Tortilis in Amboseli, early morning July 21, 2017

We got up early for our first full day in the park.  Coffee and biscuits (cookies) were delivered to our tent before sunrise.  Off we went in our Land Cruiser to look for animals.  It was cool and we wrapped ourselves in blankets, trying to stay cozy until

the sun rose higher in the sky.

Th​e elephants are voracious eaters.  They wrap their trunks around branches, pulling the trees down or push them over with their shoulders.  Then they rip the trees up and eat the roots.  A section of Amboseli was surrounded by electric wire to prevent the elephants from entering the area and destroying the trees.  ​

​Here is a video of a Cape buffalo in the swamp.  ​

​Mama Buffalo and baby are on the way to the swamp for the day.  You can see little guy nursing on Mama Elephant as they walk.You will notice that their aren’t many trees in this picture.  The elephants have killed them all. ​

​We saw our first spotted hyenas. Not sure who are uglier, hyenas or wart hogs.  Striped hyenas are nocturnal and we never saw them on our trip.  ​

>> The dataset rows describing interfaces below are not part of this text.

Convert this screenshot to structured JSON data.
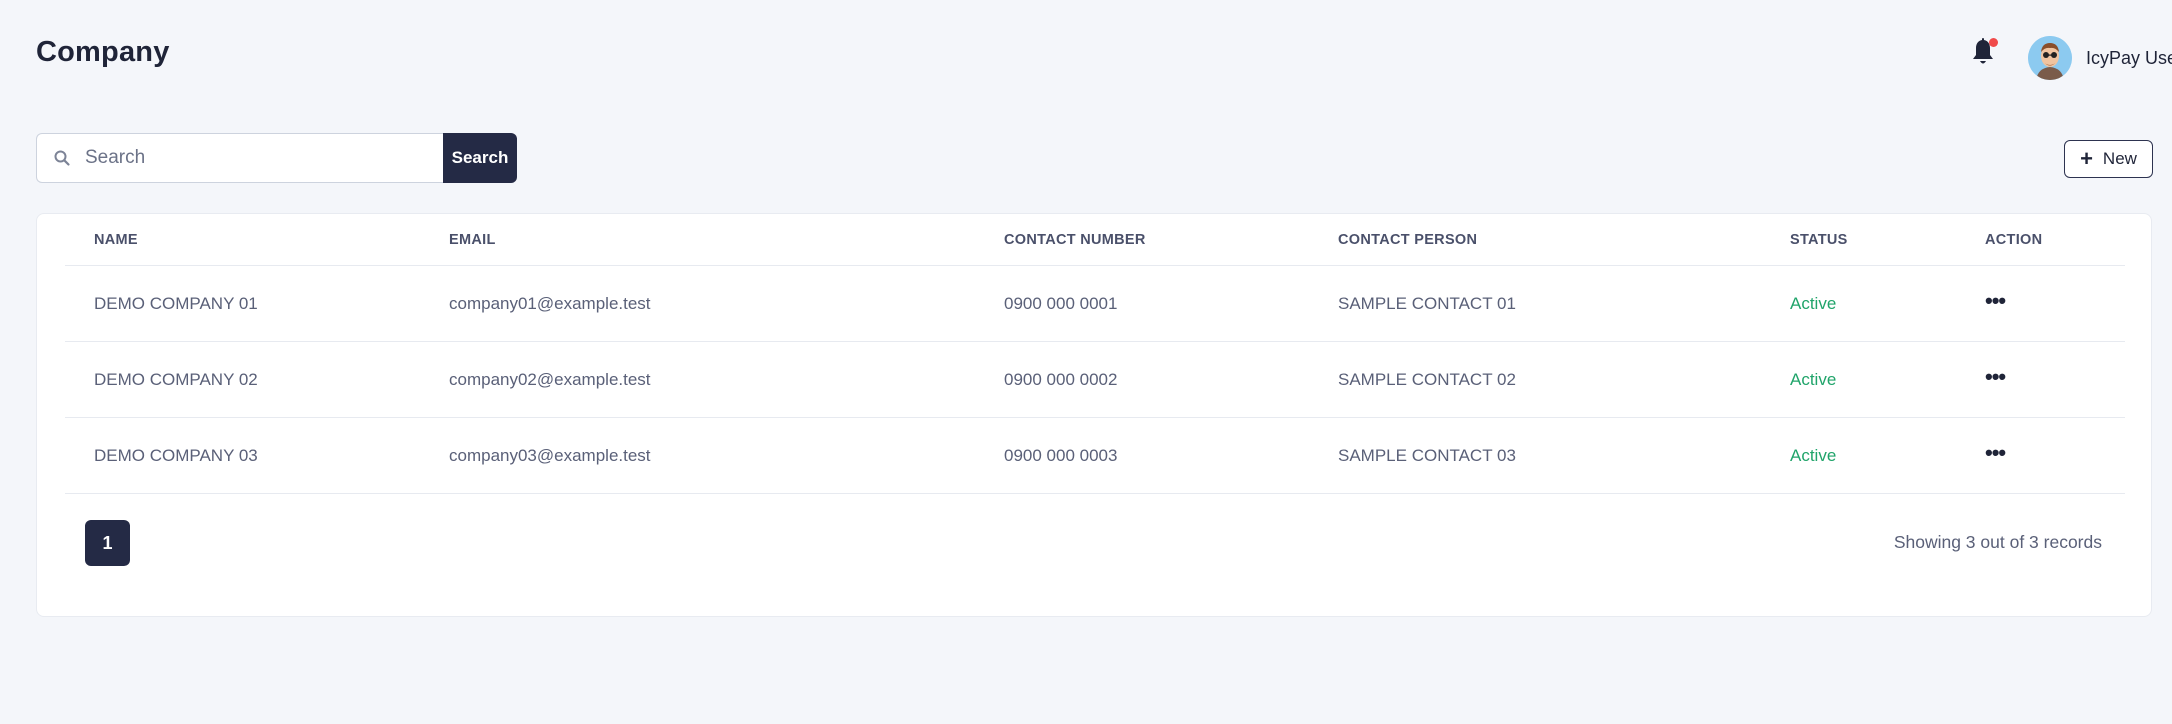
{
  "header": {
    "title": "Company",
    "user_name": "IcyPay User"
  },
  "search": {
    "placeholder": "Search",
    "button_label": "Search"
  },
  "toolbar": {
    "new_label": "New"
  },
  "table": {
    "columns": [
      "NAME",
      "EMAIL",
      "CONTACT NUMBER",
      "CONTACT PERSON",
      "STATUS",
      "ACTION"
    ],
    "rows": [
      {
        "name": "DEMO COMPANY 01",
        "email": "company01@example.test",
        "contact_number": "0900 000 0001",
        "contact_person": "SAMPLE CONTACT 01",
        "status": "Active",
        "action": "•••"
      },
      {
        "name": "DEMO COMPANY 02",
        "email": "company02@example.test",
        "contact_number": "0900 000 0002",
        "contact_person": "SAMPLE CONTACT 02",
        "status": "Active",
        "action": "•••"
      },
      {
        "name": "DEMO COMPANY 03",
        "email": "company03@example.test",
        "contact_number": "0900 000 0003",
        "contact_person": "SAMPLE CONTACT 03",
        "status": "Active",
        "action": "•••"
      }
    ]
  },
  "pagination": {
    "current_page": "1",
    "records_text": "Showing 3 out of 3 records"
  },
  "icons": {
    "bell": "bell-icon",
    "search": "search-icon",
    "plus": "plus-icon",
    "more": "more-horizontal-icon"
  },
  "colors": {
    "primary": "#242a45",
    "status_active": "#20a46a",
    "notification_dot": "#f04a4a",
    "background": "#f4f6fa"
  }
}
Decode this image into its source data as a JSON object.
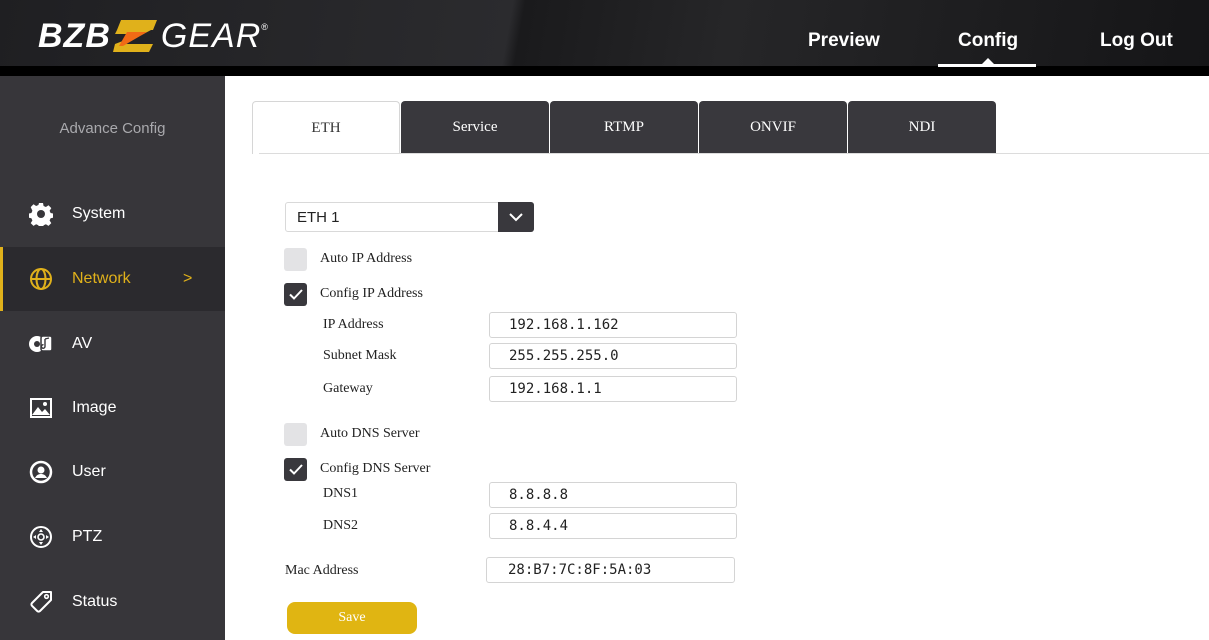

​The elephants made it to the swamp and this is where they would spend their day, eating swamp grass and visiting with the egrets. Soon it was time to head back to camp for breakfast. Here are Collin, Sally and Steve checking out the ingredients for omelettes. Our stuff was on the table that Sally had picked out. As you recall from our adventures in South America, I am always trying to sit at the table with the best view.  Sally had picked another table but I overruled her. She was a good sport about my constant attempts to get “the perfect spot”!   It was great fun to eat our breakfast and to see the happenings at the water hole.  Breakfast was delicious.  I especially liked the little bananas.  Next up a trip to a Masai Village.